### WHAT YOU NEED TO DO
Copy the records exactly, every one of them.

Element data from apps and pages
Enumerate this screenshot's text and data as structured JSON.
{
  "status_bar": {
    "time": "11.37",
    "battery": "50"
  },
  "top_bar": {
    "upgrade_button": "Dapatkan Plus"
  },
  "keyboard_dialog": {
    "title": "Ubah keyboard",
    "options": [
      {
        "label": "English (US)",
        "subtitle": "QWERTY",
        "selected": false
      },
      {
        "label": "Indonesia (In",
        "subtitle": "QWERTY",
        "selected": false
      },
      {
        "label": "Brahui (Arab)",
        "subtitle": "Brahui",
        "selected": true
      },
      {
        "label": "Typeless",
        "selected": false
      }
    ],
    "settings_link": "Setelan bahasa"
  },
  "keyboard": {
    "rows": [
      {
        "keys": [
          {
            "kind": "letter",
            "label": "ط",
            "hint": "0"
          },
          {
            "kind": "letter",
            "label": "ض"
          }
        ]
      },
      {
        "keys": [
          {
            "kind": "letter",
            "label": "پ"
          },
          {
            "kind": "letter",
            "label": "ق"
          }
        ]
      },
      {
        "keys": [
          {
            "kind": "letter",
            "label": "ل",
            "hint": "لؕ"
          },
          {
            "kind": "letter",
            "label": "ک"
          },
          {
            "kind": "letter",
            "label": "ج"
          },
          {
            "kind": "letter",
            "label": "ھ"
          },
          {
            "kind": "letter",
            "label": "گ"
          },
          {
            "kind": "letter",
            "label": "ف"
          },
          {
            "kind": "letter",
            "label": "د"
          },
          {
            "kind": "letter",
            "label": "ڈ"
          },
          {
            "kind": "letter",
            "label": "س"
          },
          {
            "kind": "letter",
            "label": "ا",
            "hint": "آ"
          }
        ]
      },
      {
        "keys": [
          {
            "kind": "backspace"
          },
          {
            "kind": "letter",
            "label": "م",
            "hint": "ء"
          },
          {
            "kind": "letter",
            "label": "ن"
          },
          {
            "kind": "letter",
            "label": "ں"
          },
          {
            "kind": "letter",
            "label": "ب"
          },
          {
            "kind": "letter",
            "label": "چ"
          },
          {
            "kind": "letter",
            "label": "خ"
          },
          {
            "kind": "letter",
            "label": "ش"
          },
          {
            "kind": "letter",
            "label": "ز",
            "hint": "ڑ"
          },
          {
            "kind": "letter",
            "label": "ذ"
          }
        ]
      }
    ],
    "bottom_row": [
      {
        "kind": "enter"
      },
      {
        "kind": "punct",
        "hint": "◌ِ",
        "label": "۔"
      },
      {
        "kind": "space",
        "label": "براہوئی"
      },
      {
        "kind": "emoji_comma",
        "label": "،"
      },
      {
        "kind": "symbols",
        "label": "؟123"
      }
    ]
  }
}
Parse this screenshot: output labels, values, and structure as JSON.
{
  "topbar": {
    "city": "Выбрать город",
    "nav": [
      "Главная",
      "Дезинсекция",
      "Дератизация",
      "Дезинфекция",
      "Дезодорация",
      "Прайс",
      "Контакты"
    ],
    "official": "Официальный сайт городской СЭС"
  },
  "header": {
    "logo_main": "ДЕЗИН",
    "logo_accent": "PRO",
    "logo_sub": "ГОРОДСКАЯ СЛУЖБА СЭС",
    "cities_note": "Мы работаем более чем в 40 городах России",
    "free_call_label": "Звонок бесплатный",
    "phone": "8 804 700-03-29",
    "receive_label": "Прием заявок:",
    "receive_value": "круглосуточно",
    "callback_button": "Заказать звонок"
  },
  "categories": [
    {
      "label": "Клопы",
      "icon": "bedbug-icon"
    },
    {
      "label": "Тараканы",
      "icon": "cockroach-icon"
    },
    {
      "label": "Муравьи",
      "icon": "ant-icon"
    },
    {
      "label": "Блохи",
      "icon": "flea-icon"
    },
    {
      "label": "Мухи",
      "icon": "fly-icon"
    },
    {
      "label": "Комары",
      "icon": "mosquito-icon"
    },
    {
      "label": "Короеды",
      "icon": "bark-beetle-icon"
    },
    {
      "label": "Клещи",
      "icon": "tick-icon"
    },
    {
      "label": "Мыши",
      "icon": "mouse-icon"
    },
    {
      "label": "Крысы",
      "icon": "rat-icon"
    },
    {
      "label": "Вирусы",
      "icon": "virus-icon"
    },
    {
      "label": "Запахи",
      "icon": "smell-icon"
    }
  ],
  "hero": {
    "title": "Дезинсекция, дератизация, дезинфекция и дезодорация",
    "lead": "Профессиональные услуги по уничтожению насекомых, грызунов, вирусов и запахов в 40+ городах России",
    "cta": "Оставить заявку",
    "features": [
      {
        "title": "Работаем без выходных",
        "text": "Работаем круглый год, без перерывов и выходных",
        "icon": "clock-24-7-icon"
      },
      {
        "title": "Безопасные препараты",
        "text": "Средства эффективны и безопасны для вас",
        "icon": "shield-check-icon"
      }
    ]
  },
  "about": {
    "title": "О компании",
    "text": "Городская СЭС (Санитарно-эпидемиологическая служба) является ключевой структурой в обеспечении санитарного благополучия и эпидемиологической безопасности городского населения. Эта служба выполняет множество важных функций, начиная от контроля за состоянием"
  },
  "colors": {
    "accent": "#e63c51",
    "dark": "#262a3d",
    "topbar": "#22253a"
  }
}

### WRITTEN ANSWER
Enumerate this screenshot's text and data as structured JSON.
{
  "status_bar": {
    "time": "11.37",
    "battery": "50"
  },
  "top_bar": {
    "upgrade_button": "Dapatkan Plus"
  },
  "keyboard_dialog": {
    "title": "Ubah keyboard",
    "options": [
      {
        "label": "English (US)",
        "subtitle": "QWERTY",
        "selected": false
      },
      {
        "label": "Indonesia (In",
        "subtitle": "QWERTY",
        "selected": false
      },
      {
        "label": "Brahui (Arab)",
        "subtitle": "Brahui",
        "selected": true
      },
      {
        "label": "Typeless",
        "selected": false
      }
    ],
    "settings_link": "Setelan bahasa"
  },
  "keyboard": {
    "rows": [
      {
        "keys": [
          {
            "kind": "letter",
            "label": "ط",
            "hint": "0"
          },
          {
            "kind": "letter",
            "label": "ض"
          }
        ]
      },
      {
        "keys": [
          {
            "kind": "letter",
            "label": "پ"
          },
          {
            "kind": "letter",
            "label": "ق"
          }
        ]
      },
      {
        "keys": [
          {
            "kind": "letter",
            "label": "ل",
            "hint": "لؕ"
          },
          {
            "kind": "letter",
            "label": "ک"
          },
          {
            "kind": "letter",
            "label": "ج"
          },
          {
            "kind": "letter",
            "label": "ھ"
          },
          {
            "kind": "letter",
            "label": "گ"
          },
          {
            "kind": "letter",
            "label": "ف"
          },
          {
            "kind": "letter",
            "label": "د"
          },
          {
            "kind": "letter",
            "label": "ڈ"
          },
          {
            "kind": "letter",
            "label": "س"
          },
          {
            "kind": "letter",
            "label": "ا",
            "hint": "آ"
          }
        ]
      },
      {
        "keys": [
          {
            "kind": "backspace"
          },
          {
            "kind": "letter",
            "label": "م",
            "hint": "ء"
          },
          {
            "kind": "letter",
            "label": "ن"
          },
          {
            "kind": "letter",
            "label": "ں"
          },
          {
            "kind": "letter",
            "label": "ب"
          },
          {
            "kind": "letter",
            "label": "چ"
          },
          {
            "kind": "letter",
            "label": "خ"
          },
          {
            "kind": "letter",
            "label": "ش"
          },
          {
            "kind": "letter",
            "label": "ز",
            "hint": "ڑ"
          },
          {
            "kind": "letter",
            "label": "ذ"
          }
        ]
      }
    ],
    "bottom_row": [
      {
        "kind": "enter"
      },
      {
        "kind": "punct",
        "hint": "◌ِ",
        "label": "۔"
      },
      {
        "kind": "space",
        "label": "براہوئی"
      },
      {
        "kind": "emoji_comma",
        "label": "،"
      },
      {
        "kind": "symbols",
        "label": "؟123"
      }
    ]
  }
}
Parse this screenshot: output labels, values, and structure as JSON.
{
  "topbar": {
    "city": "Выбрать город",
    "nav": [
      "Главная",
      "Дезинсекция",
      "Дератизация",
      "Дезинфекция",
      "Дезодорация",
      "Прайс",
      "Контакты"
    ],
    "official": "Официальный сайт городской СЭС"
  },
  "header": {
    "logo_main": "ДЕЗИН",
    "logo_accent": "PRO",
    "logo_sub": "ГОРОДСКАЯ СЛУЖБА СЭС",
    "cities_note": "Мы работаем более чем в 40 городах России",
    "free_call_label": "Звонок бесплатный",
    "phone": "8 804 700-03-29",
    "receive_label": "Прием заявок:",
    "receive_value": "круглосуточно",
    "callback_button": "Заказать звонок"
  },
  "categories": [
    {
      "label": "Клопы",
      "icon": "bedbug-icon"
    },
    {
      "label": "Тараканы",
      "icon": "cockroach-icon"
    },
    {
      "label": "Муравьи",
      "icon": "ant-icon"
    },
    {
      "label": "Блохи",
      "icon": "flea-icon"
    },
    {
      "label": "Мухи",
      "icon": "fly-icon"
    },
    {
      "label": "Комары",
      "icon": "mosquito-icon"
    },
    {
      "label": "Короеды",
      "icon": "bark-beetle-icon"
    },
    {
      "label": "Клещи",
      "icon": "tick-icon"
    },
    {
      "label": "Мыши",
      "icon": "mouse-icon"
    },
    {
      "label": "Крысы",
      "icon": "rat-icon"
    },
    {
      "label": "Вирусы",
      "icon": "virus-icon"
    },
    {
      "label": "Запахи",
      "icon": "smell-icon"
    }
  ],
  "hero": {
    "title": "Дезинсекция, дератизация, дезинфекция и дезодорация",
    "lead": "Профессиональные услуги по уничтожению насекомых, грызунов, вирусов и запахов в 40+ городах России",
    "cta": "Оставить заявку",
    "features": [
      {
        "title": "Работаем без выходных",
        "text": "Работаем круглый год, без перерывов и выходных",
        "icon": "clock-24-7-icon"
      },
      {
        "title": "Безопасные препараты",
        "text": "Средства эффективны и безопасны для вас",
        "icon": "shield-check-icon"
      }
    ]
  },
  "about": {
    "title": "О компании",
    "text": "Городская СЭС (Санитарно-эпидемиологическая служба) является ключевой структурой в обеспечении санитарного благополучия и эпидемиологической безопасности городского населения. Эта служба выполняет множество важных функций, начиная от контроля за состоянием"
  },
  "colors": {
    "accent": "#e63c51",
    "dark": "#262a3d",
    "topbar": "#22253a"
  }
}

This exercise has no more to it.